- “Underground: Finding the Light to Freedom,” Loved this one, thought the unusual use of light and color might even get Underground looked at for a Caldecott
- “Heart and Soul: The Story of America and African Americans,”
- “close to famous,” written byJoan Bauer
- “Wonderstruck: A Novel in Words and Pictures,”
- “The Running Dream,” written by Wendelin Van Draanen
- Soldier Bear” is the 2012 Batchelder Award winner.
- “The Lily Pond,” written by Annika Thor, and translated by Linda Schenck.
- “The Cazuela that the Farm Maiden Stirred,” illustrated by Rafael López, written by Samantha R. Vamos - haven't read this but I did add it to my list after MaryLee reviewed it last week.
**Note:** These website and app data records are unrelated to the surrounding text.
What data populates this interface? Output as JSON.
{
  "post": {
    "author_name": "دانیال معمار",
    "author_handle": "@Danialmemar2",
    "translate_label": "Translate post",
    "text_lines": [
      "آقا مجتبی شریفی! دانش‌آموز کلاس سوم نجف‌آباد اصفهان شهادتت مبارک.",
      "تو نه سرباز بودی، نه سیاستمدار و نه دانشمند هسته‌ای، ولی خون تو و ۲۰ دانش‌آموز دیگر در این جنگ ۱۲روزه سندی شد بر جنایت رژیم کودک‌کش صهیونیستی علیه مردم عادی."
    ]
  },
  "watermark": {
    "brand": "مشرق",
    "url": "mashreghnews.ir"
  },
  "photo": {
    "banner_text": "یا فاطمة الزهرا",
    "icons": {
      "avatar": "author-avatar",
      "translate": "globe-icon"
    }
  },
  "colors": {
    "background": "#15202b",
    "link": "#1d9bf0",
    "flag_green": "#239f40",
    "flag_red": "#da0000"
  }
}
That counts, right?
- “Marisol McDonald Doesn’t Match /Marisol McDonald no combina,” illustrated by Sara Palacios, written by Monica Brown- another one that I had not heard of, but it looks great
- Under the Mesquite,” written by Guadalupe Garcia McCall- no
- “Hurricane Dancers: The First Caribbean Pirate Shipwreck,” written by Margarita Engle
- “Maximilian and the Mystery of the Guardian Angel: A Bilingual Lucha Libre Thriller,”
- Balloons over Broadway: The True Story of the Puppeteer of Macy’s Parade,” written by Melissa Sweet- not supposed to admit that I haven't read this right, even though everyone has been raving about it for months. I did put it on reserve at the library.
- "Black White: The Confrontation between Reverend Fred L. Shuttlesworth and Eugene ‘Bull’ Connor," written by Larry Dane Brimner
- "Drawing from Memory," written and illustrated by Allen Saya
- "The Elephant Scientist," written by Caitlin O’Connell and Donna M. Jackson,
- "Witches!: The Absolutely True Tale of Disaster in Salem" written and illustrated by Rosalyn Schanzerand published by the National Geographic Society.
- "I Broke My Trunk,” written and illustrated by Mo Willems- love this one
- "I Want My Hat Back," written and illustrated by Jon Klassen- I know everyone in the whole Twitter world loves this one.
- "See Me Run," written and illustrated by Paul Meisel- haven't read this one yet.
Saturday, January 21, 2012
Friday, January 20, 2012
Tuesday, January 17, 2012
Sunday afternoon. Tired of being in the company of people who have an opinion about everything and feel the need to share it (aka teenagers!), I escape to the Tattered Cover to work on my CCIRA presentation about using picture books with older students. Before I enter, I tell myself I can only buy one book. Just one. I have just paid off Christmas, Son #1 has a birthday this week, and now, on top of everything else, I have to buy a new car. "Only one book," I say to myself firmly, as I push open the door of the bookstore, notebook in hand.
Friday, January 13, 2012
Full of gratitude, this collection renews a reader’s appreciation for the stuff we touch and use each day, stuff that just might have feelings of its own. From morning through evening, Gerstein speaks to and about humble things, elevating them through observation and questions. We come to see that autumn leaves are really wearing Halloween costumes and hear a toothbrush “gargling your little song.” A cup “puts a handle” on liquids and a hot dog is “snug as a puppy in your bready bun. For the first time, we wonder where light goes in the darkness.By celebrating daily objects, this delightful tribute offers readers of all ages a way to see our own lives – with whimsy, wonder, and thankfulness for the small stuff of our own lives.
Thursday, January 12, 2012
“The first essential
in any book
is that it have something significant to say --
a book that leaves the reader
with bigger ideas
than when he/she began reading -
that stimulates the thinking,
stretches the mind,
deepens the feelings.
A good book sticks to your ribs.”
– Rebecca Caudill